Constipation is a common problem in irritable bowel syndrome (IBS) and thought to affect over half of all patients. We’ve asked one of our leading gastroenterologists Dr Aathavan Loganayagam about the symptoms and how someone can manage this condition alongside living with IBS.
What are the symptoms of constipation?
Common signs and symptoms of constipation include:
- Difficulty passing a bowel motion, including straining.
- A feeling of incomplete evacuation.
- Hard or lumpy stools.
- Infrequent bowel motions, usually less than three bowel movements per week.
- Feeling of blockage in the anus and/or rectum.
- Having to use fingers to remove stool during a bowel movement (digital evacuation).
If you suffer from constipation, this may exacerbate other IBS symptoms, such as abdominal pain, excessive wind (or gas), bloating and/or distension.
What are risk factors for IBS-related constipation?
A number of factors may contribute to constipation in IBS. These include:
- Slow movement of contents through the intestine - sometimes called delayed transit.
- Heightened sensitivity to pain - sometimes called visceral hypersensitivity.
- Problems with intestinal secretion - where not enough fluid is being released into the intestine.
- Problems with pelvic floor muscles during defecation - sometimes called dyssynergic defecation.
- Problems with the rectum during defecation - sometimes called inadequate rectal propulsion.
Other factors that may contribute to constipation include:
- Some medications, such as codeine for pain relief.
- Some nutritional supplements, for example, iron.
- Diet, particularly an inadequate fibre intake.
- Physical inactivity.
What are the treatment options for constipation with IBS?
Treatments that may improve constipation in IBS include:
- Increasing dietary fibre intake - choose low FODMAP, high fibre foods if following a low FODMAP diet.
- Fibre supplementation - try fibre supplements such as linseeds, oats, oat or rice bran, methylcellulose, sterculia and/or psyllium. Wheat bran should be avoided as it may worsen pain and bloating.
- Ensuring adequate, but not excessive fluid intake - additional fluid intake (above normal levels) does not appear to increase in stool output in healthy individuals.
- Low FODMAP diet - may reduce pain and bloat associated with constipation and some studies have shown improvements in constipation per se.
- Including caffeinated beverages.
- Regular exercise.
- Laxatives (polyethylene glycol) - under the advice of your doctor.

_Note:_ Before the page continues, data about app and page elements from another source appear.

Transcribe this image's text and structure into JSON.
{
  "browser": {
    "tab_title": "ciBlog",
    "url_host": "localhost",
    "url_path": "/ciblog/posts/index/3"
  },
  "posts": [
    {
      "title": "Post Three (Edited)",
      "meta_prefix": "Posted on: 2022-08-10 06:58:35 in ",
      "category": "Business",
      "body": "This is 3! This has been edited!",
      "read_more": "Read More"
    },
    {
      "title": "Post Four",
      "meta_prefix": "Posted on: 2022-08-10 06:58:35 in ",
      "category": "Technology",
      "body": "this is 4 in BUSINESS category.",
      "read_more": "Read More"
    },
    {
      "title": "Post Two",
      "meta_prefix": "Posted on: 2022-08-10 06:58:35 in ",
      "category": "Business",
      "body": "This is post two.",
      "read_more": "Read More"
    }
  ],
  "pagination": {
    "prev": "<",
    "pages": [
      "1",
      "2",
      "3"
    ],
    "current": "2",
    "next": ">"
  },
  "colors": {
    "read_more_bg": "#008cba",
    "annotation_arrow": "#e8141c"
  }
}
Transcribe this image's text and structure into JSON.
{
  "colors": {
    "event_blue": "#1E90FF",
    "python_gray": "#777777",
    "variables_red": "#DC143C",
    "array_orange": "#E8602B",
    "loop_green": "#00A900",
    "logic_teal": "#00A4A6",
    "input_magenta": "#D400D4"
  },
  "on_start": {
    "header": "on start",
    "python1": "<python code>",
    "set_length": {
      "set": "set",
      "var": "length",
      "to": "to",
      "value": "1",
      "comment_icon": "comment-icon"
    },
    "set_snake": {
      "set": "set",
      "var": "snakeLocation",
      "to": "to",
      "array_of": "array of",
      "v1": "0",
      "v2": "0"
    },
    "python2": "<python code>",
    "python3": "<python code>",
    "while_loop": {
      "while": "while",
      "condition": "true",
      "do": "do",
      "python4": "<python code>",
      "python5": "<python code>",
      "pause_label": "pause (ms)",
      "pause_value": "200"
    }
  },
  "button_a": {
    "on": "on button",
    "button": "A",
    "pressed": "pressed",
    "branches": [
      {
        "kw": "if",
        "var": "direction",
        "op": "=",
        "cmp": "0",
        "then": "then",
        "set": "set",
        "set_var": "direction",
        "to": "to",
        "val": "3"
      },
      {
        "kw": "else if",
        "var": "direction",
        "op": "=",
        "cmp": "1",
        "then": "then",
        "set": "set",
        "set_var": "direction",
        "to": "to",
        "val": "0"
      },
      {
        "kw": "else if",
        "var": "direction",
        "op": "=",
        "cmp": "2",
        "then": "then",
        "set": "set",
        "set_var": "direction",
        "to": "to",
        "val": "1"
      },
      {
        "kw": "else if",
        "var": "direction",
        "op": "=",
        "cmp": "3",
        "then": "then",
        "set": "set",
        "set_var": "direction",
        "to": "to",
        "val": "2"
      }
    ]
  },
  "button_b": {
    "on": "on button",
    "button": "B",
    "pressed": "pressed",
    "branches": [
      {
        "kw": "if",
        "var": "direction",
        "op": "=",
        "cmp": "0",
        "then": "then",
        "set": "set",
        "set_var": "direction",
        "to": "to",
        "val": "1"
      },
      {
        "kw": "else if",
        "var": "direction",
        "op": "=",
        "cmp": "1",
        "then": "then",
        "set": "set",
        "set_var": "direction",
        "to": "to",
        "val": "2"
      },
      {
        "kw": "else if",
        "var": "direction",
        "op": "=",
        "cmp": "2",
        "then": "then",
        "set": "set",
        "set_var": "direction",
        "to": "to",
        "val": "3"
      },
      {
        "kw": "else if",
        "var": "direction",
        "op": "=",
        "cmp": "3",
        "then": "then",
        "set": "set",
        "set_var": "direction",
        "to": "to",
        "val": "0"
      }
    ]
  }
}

- Prescription medications – such as lubiprostone, linaclotide, prucalopride, selective serotonin reuptake inhibitors.
Your gastroenterologist will be able to guide you on the medications that might help with your individual case.
Visit Dr Loganayagam now at one of his London clinics if you would like to learn how to manage your IBS flare-ups.